Long Beach is one of the most HIV-impacted cities in Los Angeles County.
In 2012, the Los Angeles County Department of Public Health reported that Long Beach had more HIV infections than any other region in the county.
Recently, the Department of Public Health named the C.A.R.E. Program a Center of Excellence, awarding a $90,000 grant. The program will offer PrEP-related services to people whether or not they are insured or underinsured. That is on top of the fact that Medi-Cal, Covered California and a PrEP provision in the budget signed by Gov. Jerry Brown in June, help facilitate access to the treatment.
Let’s Talk About PrEP
Pre-Exposure Prophylaxis or PrEP is a once-a-day medication, approved by the Food and Drug Administration in 2012. People who are not living with HIV can take it to prevent HIV infection when exposed. When taken, consistently, Truvada®, the only approved drug for PrEP, has proven to have 92 percent effectiveness.
According to the CDC studies have shown that PrEP reduces the risk of getting HIV from sex by more than 90 percent when used consistently. Among people who inject drugs, PrEP reduces the risk of getting HIV by more than 70 percent when used consistently.
Truvada contains two drugs in one pill. For HIV-positive people, it slows down the replication of the virus within immune cells. For HIV-negative people, if they’re exposed to the virus, the medicine will prevent the virus from more fully infecting the immune system.
Alan McCord, director of education at Project Inform, an organization that provides up-to-date information and advocacy on HIV and Hepatitis C, explained that HIV needs to get inside immune cells and merge with their genes in order to make more HIV and cause a chronic infection. PrEP works because both drugs get into and stay inside immune cells as long as daily PrEP is taken.
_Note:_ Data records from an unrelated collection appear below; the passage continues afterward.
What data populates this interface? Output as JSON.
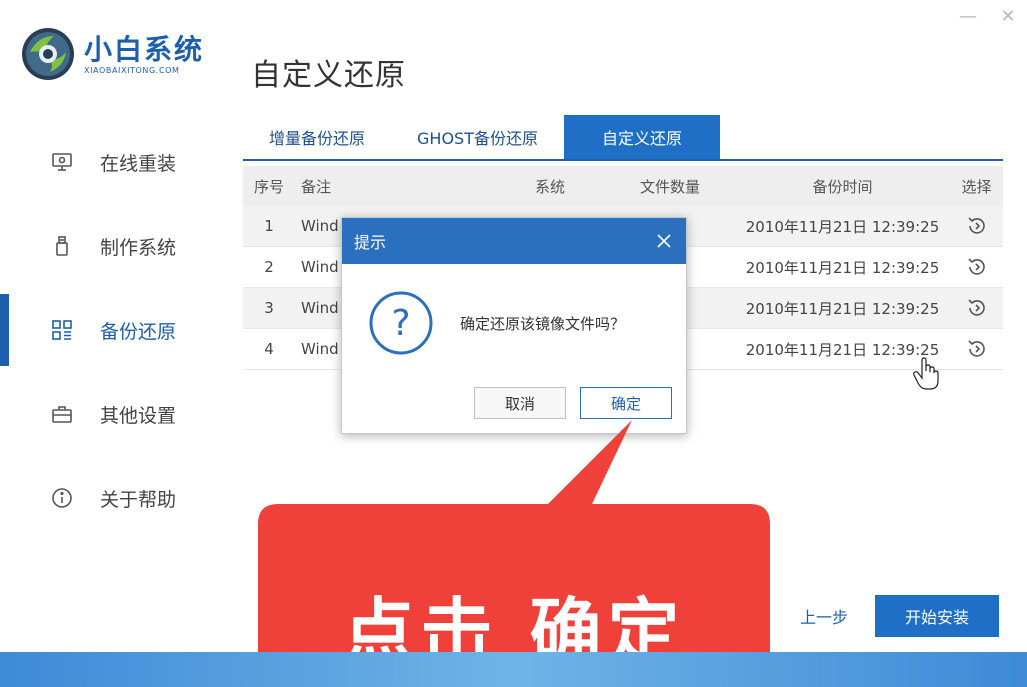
{
  "window": {
    "minimize_glyph": "—",
    "close_glyph": "✕"
  },
  "logo": {
    "name": "小白系统",
    "domain": "XIAOBAIXITONG.COM"
  },
  "page_title": "自定义还原",
  "sidebar": {
    "items": [
      {
        "label": "在线重装",
        "icon": "monitor-icon"
      },
      {
        "label": "制作系统",
        "icon": "usb-drive-icon"
      },
      {
        "label": "备份还原",
        "icon": "grid-icon"
      },
      {
        "label": "其他设置",
        "icon": "briefcase-icon"
      },
      {
        "label": "关于帮助",
        "icon": "info-icon"
      }
    ]
  },
  "tabs": [
    {
      "label": "增量备份还原"
    },
    {
      "label": "GHOST备份还原"
    },
    {
      "label": "自定义还原"
    }
  ],
  "table": {
    "headers": {
      "no": "序号",
      "note": "备注",
      "sys": "系统",
      "count": "文件数量",
      "time": "备份时间",
      "sel": "选择"
    },
    "rows": [
      {
        "no": "1",
        "note": "Wind",
        "sys": "",
        "count": "",
        "time": "2010年11月21日 12:39:25"
      },
      {
        "no": "2",
        "note": "Wind",
        "sys": "",
        "count": "",
        "time": "2010年11月21日 12:39:25"
      },
      {
        "no": "3",
        "note": "Wind",
        "sys": "",
        "count": "",
        "time": "2010年11月21日 12:39:25"
      },
      {
        "no": "4",
        "note": "Wind",
        "sys": "",
        "count": "",
        "time": "2010年11月21日 12:39:25"
      }
    ]
  },
  "dialog": {
    "title": "提示",
    "message": "确定还原该镜像文件吗？",
    "cancel": "取消",
    "ok": "确定"
  },
  "callout": {
    "text": "点击 确定"
  },
  "footer": {
    "prev": "上一步",
    "start": "开始安装"
  },
  "colors": {
    "accent": "#1e6fc5",
    "callout": "#f0403a"
  }
}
This way, the drugs are already in place before HIV shows up. Should an HIV transmission occur, PrEP stops HIV’s life cycle well before chronic infection occurs; and HIV eventually dies because it can’t reproduce enough to cause a chronic infection.
PrEP is also often used together with other prevention methods to further decrease a person’s risk. These include using condoms, disclosing status to partners, and treatment as prevention or TasP. That means an HIV-positive person who is on HIV treatment is very unlikely to pass the virus onto others because the medications they take greatly reduce the HIV in their bloodstream to extremely low levels.
“It’s a great tool,” Robinson said. “If you are a person who can take pills every day, you don’t have to worry about HIV.
Robinson acknowledges there still is much stigma associated with people living with HIV. PrEP conveys that a person taking the prevention tool is not bigoted toward people living with HIV.
“It takes HIV out of the conversation but it doesn’t protect against anything else such as gonorrhea,” he said. “Sex is part of the conversation but it shouldn’t be the main part of the conversation.”
Robinson is not just a public health advocate. He is a patient. The former basic and qualitative scientist is HIV negative and practices safer sex in different ways, among them, using PrEP.
“I have known about PrEP well before approval by the FDA in 2012,” Robinson said. “So I already know that it worked as long as I took it properly. And it made sense logically for me to easily add it to my healthcare strategy…. “My sexual health strategies vary based on the type of sex that I am having. I try to use whatever sexual health prevention tools make sense at the time.”
Robinson said that the vast majority of people who take PrEP, have no side effects.
“It has increased the level of intimacy that I have with other men, while also reducing any anxiety that comes with potentially contracting HIV,” he said.
However, if the drug is not taken as prescribed, PrEP is much less effective. The medication must be taken daily. It takes about seven days of regular use for it to work.
Thus far, only two people using PrEP, have been infected with HIV. But there are many factors that may account for that. The status of some of their sex partners may not have been undetectable, for example.
A person living with HIV can achieve undetectable levels of the virus after undergoing antiretroviral therapy. The level of viral load is what causes a person to be likely to transmit the disease.
As explained in The Body.com, researchers have found that people who are being treated for HIV and have undetectable viral loads pose a negligible risk of sexual transmission, 0.06 percent, close to zero.
“Once you begin therapy, you stay on therapy, with full virologic suppression you not only have protection from your own HIV … but you also are not capable of transmitting HIV to a sexual partner,” said Dr. Carl Dieffenbach, director of the Division of AIDS, National Institutes of Health in a video. “With successful antiretroviral treatment, that individual is no longer infectious.”
“Undetectable only happens if you know your HIV status, you went to the doctor, you got on meds and you stayed on meds,” Robinson said. If you have anxiety about HIV transmission, it doesn’t hurt to make it nearly impossible (to get infected by taking PrEP while having sex with someone you know has an undetectable viral load). Do you need both? No, but it would ease your mind.”
The next stage of PrEP is an injectable drug, which promises to be used with less frequency than the pills that has to be taken on a daily basis.
“We have this opportunity to really end this,” Robinson said. “It’s going to take all of us, not just some of us. PrEP is really changing conversations of how we physically love each other…. We don’t live in a bubble. As long as there are trains, planes and automobiles, we are all connected.”